The purpose of the lactate threshold test is to determine the point at which an athlete shifts from mostly aerobic energy production to mostly anaerobic energy production. For cycling events such as a time trial or shorter distance triathlon (under one hour), knowing your lactate threshold as measured in average watts is particularly important. Ideally, the athlete wants to build to the point of lactate threshold and hold it right there throughout the race - going a little above on the hills, recovering on the down hills and nailing it on the flats. Lactate threshold, also referred to as 60-minute Critical Power or CP-60 (per Friel) or functional threshold power (per Colgan), refers to the athlete's ability to sustain a pace for a one-hour period. Oh, and by the way, it hurts.
While lactate threshold can be estimated using a power meter (more on this in another entry), completing the lactate threshold test in a laboratory setting provides you with the best estimate of your actual threshold.
I completed a lactate threshold test at the OA Performance Center in Saco, ME in March 2009. The test takes about an hour, and I found it was helpful to have a general idea of where your threshold power might be. I estimated mine to be somewhere in the 250-280 watt range.
The lactate threshold test began with an easy warm-up below 200 watts. The performance specialist administering the test took a blood draw every 5 minutes and recorded the results. After a 15-minute warm-up, OA started turning up the watts, requiring me to pedal at 245 watts for 15 minutes at a cadence of 90 rpm. I had little trouble holding 245 watts, and my blood draws every five minutes at 2 mmol/L showed that I was removing lactic acid efficiently. Once I had completed 15-minutes at 245 watts, the performance specialist took it up a notch to 260 watts. My blood values rose rather quickly to 4.3 mmol/L and stabilized, even declining slightly towards the end of that 15-minute block. The lactate threshold test was showing that I was still using large aerobic energy production, but that more anaerobic work was also being done. Then, we went to 275 watts. The test quickly became difficult and my blood values continued to rise, first to 5.5 mmol/L, then to 7.7 mmol/L then to 8.8 mmol/L, and I labored to complete the test. Clearly, I had exceeded my lactate threshold during this block of the test.

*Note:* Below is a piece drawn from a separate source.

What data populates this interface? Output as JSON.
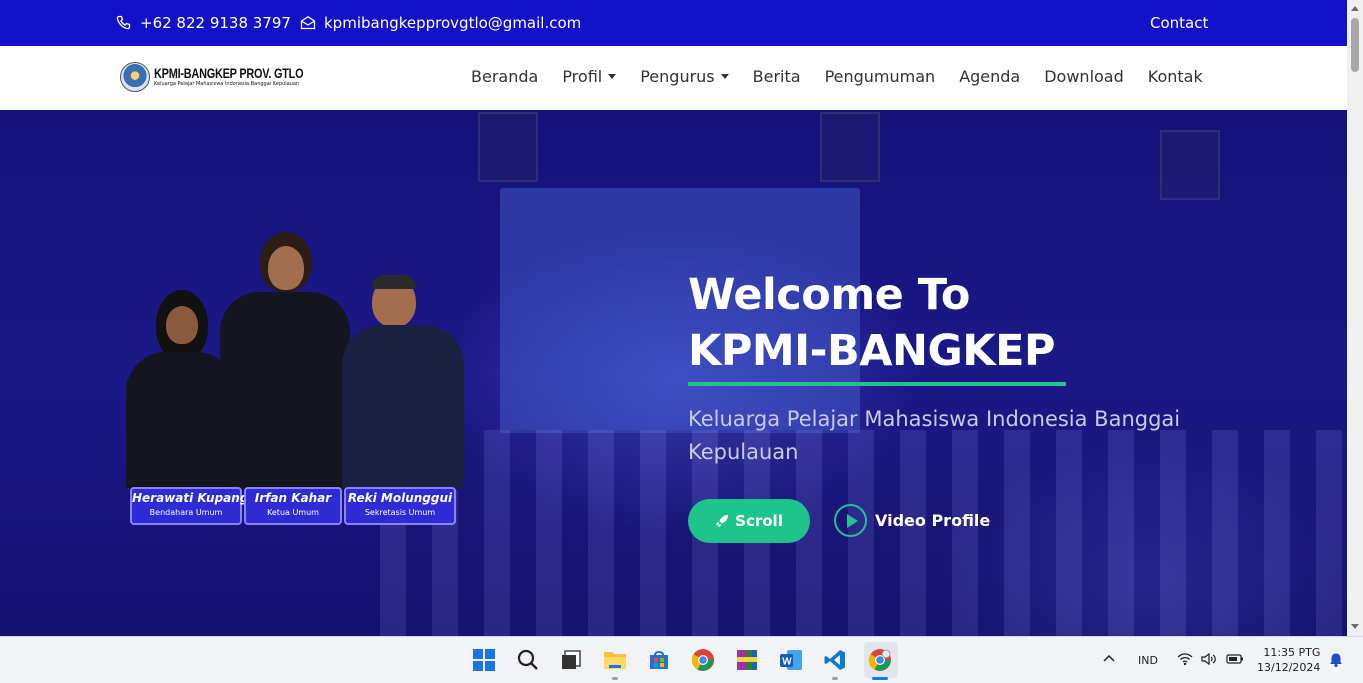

After the test was completed, OA Performance Center staff provided me with a complete report of my results with the determination that my lactate threshold was 265 watts. Not bad given that it was mid-March. I still had time and room to improve prior to race season. My only regret is that I did not return later in the season to see by how much I had moved the needle by doing another lactate threshold test.